According to dermatologists, loofahs and sponges are responsible for some of the worst skin infections they see on a regular basis. Loofahs contain proteins and carbohydrates, which become a feeding ground for bacteria. Both loofahs and sponges are also riddled with tiny holes that trap dead skin and harbour bacteria and molds when moist. So, air dry them thoroughly in between uses and toss out in a maximum of 3-6 weeks. Less if you notice any funkiness.
Shampoos and conditioners: Two years
Once water and air start getting into the bottles – as they invariably do – the formula starts breaking down or separating.
Deodorant: Three years
Deodorants are usually loaded with anti-bacterial ingredients and come in an aerosol can, which limits the risk of contamination, so they run foul more slowly.
Liquid foundation and concealer: One year
With time, liquid makeup starts thickening and separating, making for a patchy finish. It also starts changing colour due to oxidation, all of which explains why old foundation does not sit as well on your complexion as a fresh one.
Eyeshadows, blush and other powder-based makeup: Three years
As long as you’re not touching powder-based makeup with dirty hands or brushes, it runs a lower risk of feeding bacteria as there is no water to aid their growth. However, with time, they start drying out, crumbling and become clumpy, making application difficult. Some also contain botanical ingredients, like aloe or essential oils, and these can harbour infections. So, keep an eye out for any kind of growth or change in consistency and toss out immediately if that happens.
Lipsticks and lip glosses: Two years
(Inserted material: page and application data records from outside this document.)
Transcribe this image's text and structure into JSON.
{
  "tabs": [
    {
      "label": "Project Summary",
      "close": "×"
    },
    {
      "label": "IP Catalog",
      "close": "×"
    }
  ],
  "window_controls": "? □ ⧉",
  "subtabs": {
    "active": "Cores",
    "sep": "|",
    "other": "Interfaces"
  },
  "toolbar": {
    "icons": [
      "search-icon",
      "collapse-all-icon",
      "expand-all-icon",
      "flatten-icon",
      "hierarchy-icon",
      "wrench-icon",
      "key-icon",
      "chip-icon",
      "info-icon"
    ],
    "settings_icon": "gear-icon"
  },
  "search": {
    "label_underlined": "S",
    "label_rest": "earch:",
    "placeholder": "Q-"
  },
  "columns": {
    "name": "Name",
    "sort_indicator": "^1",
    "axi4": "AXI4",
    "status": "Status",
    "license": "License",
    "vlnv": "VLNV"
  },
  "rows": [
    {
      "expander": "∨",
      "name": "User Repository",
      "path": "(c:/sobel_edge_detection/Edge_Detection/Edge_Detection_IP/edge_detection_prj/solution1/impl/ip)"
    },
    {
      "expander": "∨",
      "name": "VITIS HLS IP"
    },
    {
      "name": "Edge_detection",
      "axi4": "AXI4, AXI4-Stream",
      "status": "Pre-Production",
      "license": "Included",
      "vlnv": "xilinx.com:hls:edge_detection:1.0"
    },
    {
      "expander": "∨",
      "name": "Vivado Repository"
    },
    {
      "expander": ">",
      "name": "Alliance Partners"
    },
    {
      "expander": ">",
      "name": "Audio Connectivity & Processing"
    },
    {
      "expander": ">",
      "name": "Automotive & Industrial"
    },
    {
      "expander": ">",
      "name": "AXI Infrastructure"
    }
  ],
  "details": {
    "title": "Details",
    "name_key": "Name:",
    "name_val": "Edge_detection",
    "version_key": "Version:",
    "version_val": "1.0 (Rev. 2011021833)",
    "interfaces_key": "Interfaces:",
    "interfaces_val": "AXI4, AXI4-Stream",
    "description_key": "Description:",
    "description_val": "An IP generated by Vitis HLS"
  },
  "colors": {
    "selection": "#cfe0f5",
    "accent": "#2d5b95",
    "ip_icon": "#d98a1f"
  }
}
Lipsticks are loaded with wax, water and emollients, which literally draw in bacteria and become mini-reservoirs of infections. They also contain oils that go rancid with time. Plus, they start drying out as the water evaporates, causing a drag on lips, rather than the creamy or glossy effect you’re seeking.
PS: If you’ve had a cold sore, any lip products you use at the time have to go immediately. Apologies!
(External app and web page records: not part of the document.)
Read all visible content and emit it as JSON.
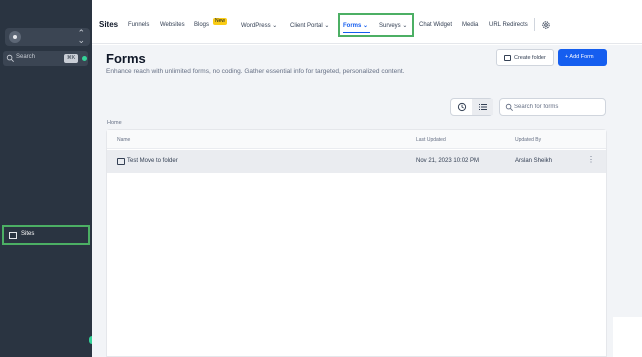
{
  "sidebar": {
    "search_placeholder": "Search",
    "search_shortcut": "⌘K",
    "sites_label": "Sites",
    "account_icon": "user-circle-icon",
    "sites_icon": "sites-icon"
  },
  "topnav": {
    "title": "Sites",
    "items": [
      {
        "label": "Funnels"
      },
      {
        "label": "Websites"
      },
      {
        "label": "Blogs"
      },
      {
        "label": "WordPress"
      },
      {
        "label": "Client Portal"
      },
      {
        "label": "Forms"
      },
      {
        "label": "Surveys"
      },
      {
        "label": "Chat Widget"
      },
      {
        "label": "Media"
      },
      {
        "label": "URL Redirects"
      }
    ],
    "blogs_badge": "New",
    "settings_icon": "gear-icon",
    "active_color": "#155eef"
  },
  "page": {
    "title": "Forms",
    "subtitle": "Enhance reach with unlimited forms, no coding. Gather essential info for targeted, personalized content.",
    "create_folder_label": "Create folder",
    "add_form_label": "+ Add Form",
    "search_placeholder": "Search for forms",
    "breadcrumb": "Home"
  },
  "table": {
    "columns": [
      "Name",
      "Last Updated",
      "Updated By"
    ],
    "rows": [
      {
        "name": "Test Move to folder",
        "last_updated": "Nov 21, 2023 10:02 PM",
        "updated_by": "Arslan Sheikh"
      }
    ]
  },
  "colors": {
    "sidebar_bg": "#2a3441",
    "primary": "#155eef",
    "highlight": "#4caf64"
  }
}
Lip and eye pencils: Three to five years
Pencils usually go very close to mucous membranes, thereby increasing the chances of both picking up bacteria and transmitting them back to your eyes and lips. However, every time you sharpen them, it gets rid of the contaminated layers and reveals a fresh, clean one. This extends their shelf life. Only caveat: Regularly sanitise your sharpener and toss out the pencil immediately if you have any cold sores or eye infections.
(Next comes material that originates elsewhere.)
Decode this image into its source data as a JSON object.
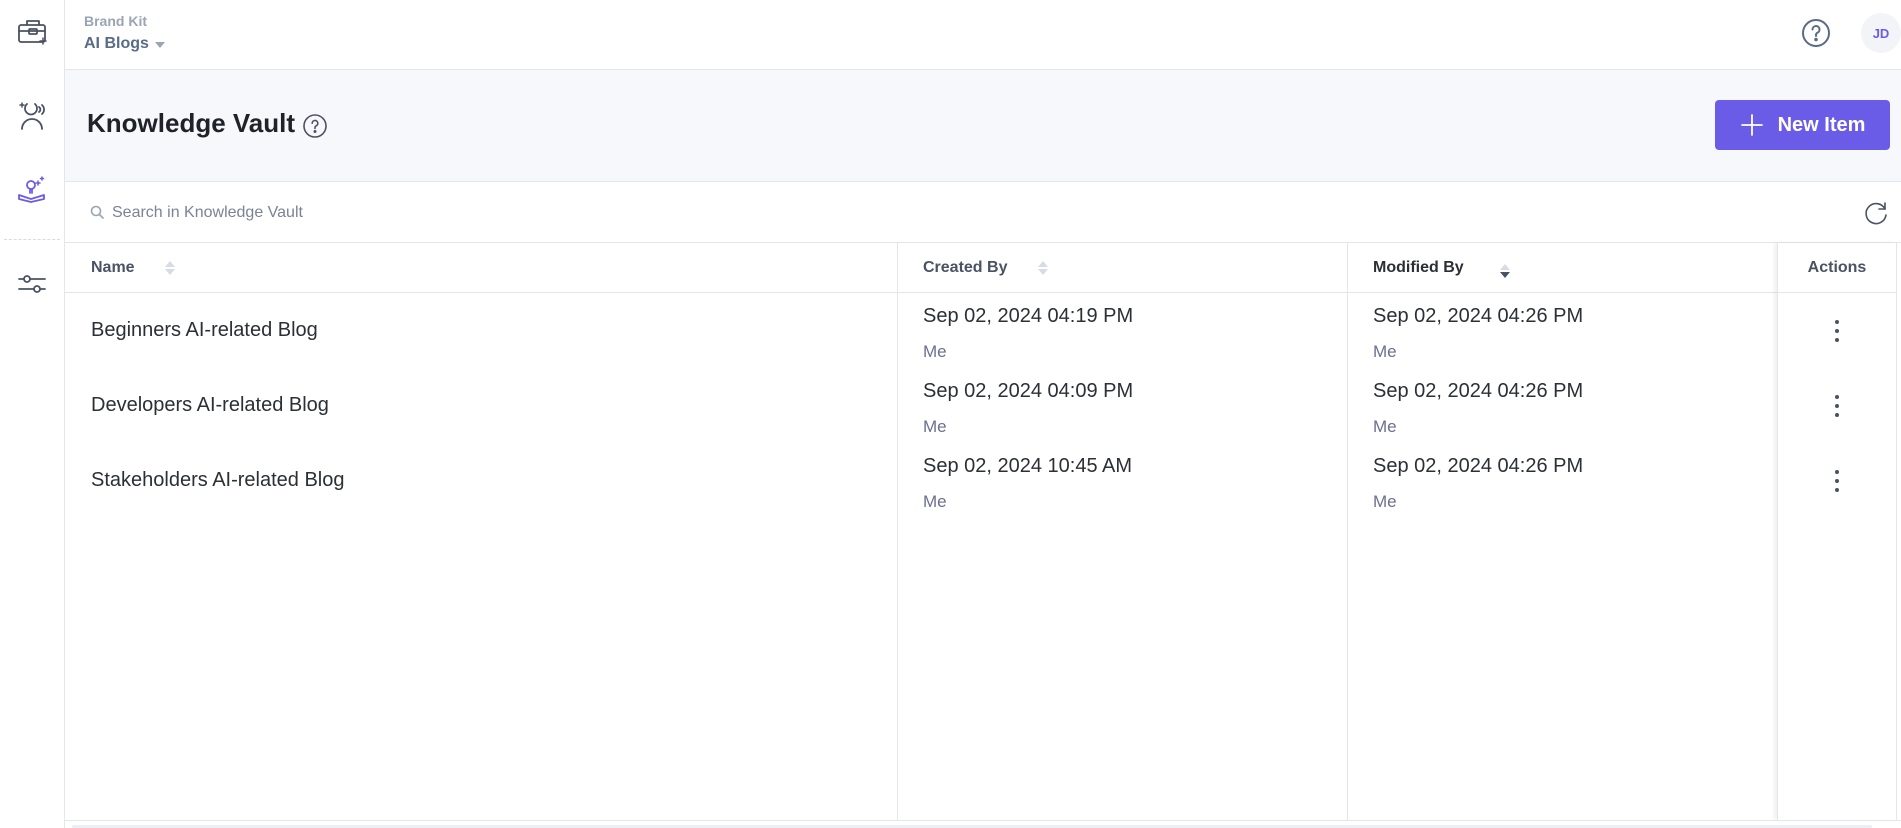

PS: Self-sharpening pencils don’t have the same benefits and need to be tossed out after 3-6 months.
Mascara and liquid eye liner: Three months
Wet cosmetics such as mascaras and liquid eye liners, which are packed in dark, narrow containers, are literally a petri dish for bacteria – and you’re going to use them next to your eyes! Plus, every time you pump the wand, it pushes air into the formula, drying it out and making for not-so-smooth application.
Nail polish: Two years
The formula will start separating, becoming stringy or gooey. This will start happening sooner if the nail polish is exposed to heat and humidity.
Perfumes: 3 years to infinity
Do perfumes actually expire? Yes, they do. However, they don’t have a fixed expiry date and their longevity depends on a lot of factors – much like fine wine. Which is why some perfumes go “off” in a couple of years, while others are good for a couple of decades (my mother’s Nina Ricci L’Air du Temps, housed in the original crystal bottle and stored at the back of a very cool, very dark cupboard, smells great after 17 years!). That’s because alcohol is the perfect preservative. However, the ingredients inevitably do start oxidising and breaking down when exposed to the environment. Perfumes with heavy base notes, like woods and musks, last longer than light citrus or florals, which evaporate more quickly. Again, perfumes with a higher alcohol content last longer.
Next, comes the way you store your perfumes. Sunlight, heat and humidity are mortal enemies of fragrance, leading to chemical changes that alter the scent. When this happens, you will notice that the perfume starts changing colour – becoming darker or going milky – and starts smelling more like alcohol than a fragrance. The best way to increase your perfume’s shelf life is by storing them in a cool, dry place, like a drawer or wardrobe.